WHAT TO PRODUCE: For each line below that includes the string "true", show the whole line.

------

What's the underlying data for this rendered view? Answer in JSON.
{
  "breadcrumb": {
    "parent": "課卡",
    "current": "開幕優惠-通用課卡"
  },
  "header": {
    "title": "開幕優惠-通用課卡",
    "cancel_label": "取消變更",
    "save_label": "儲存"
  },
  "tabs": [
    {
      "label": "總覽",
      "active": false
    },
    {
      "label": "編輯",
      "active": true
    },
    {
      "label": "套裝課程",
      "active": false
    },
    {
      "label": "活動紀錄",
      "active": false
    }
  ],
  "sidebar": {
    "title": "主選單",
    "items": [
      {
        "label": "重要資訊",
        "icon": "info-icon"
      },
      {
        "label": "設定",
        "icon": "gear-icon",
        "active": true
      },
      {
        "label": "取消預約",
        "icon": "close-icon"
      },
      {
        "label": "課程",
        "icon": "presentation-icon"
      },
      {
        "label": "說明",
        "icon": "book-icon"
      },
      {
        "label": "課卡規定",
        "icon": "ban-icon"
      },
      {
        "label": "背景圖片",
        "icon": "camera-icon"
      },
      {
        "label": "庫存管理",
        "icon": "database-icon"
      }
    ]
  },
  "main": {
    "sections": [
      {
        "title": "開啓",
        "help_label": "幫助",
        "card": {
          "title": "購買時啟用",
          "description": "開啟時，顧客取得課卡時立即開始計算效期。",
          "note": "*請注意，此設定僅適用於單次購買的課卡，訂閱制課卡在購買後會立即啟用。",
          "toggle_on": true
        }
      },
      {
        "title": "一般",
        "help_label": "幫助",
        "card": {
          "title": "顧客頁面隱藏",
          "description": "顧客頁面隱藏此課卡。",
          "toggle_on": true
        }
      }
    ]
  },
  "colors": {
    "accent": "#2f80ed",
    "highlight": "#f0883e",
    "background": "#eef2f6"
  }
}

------

ANSWER FOR THE TASK:
      "active": true
        "active": true
          "toggle_on": true
          "toggle_on": true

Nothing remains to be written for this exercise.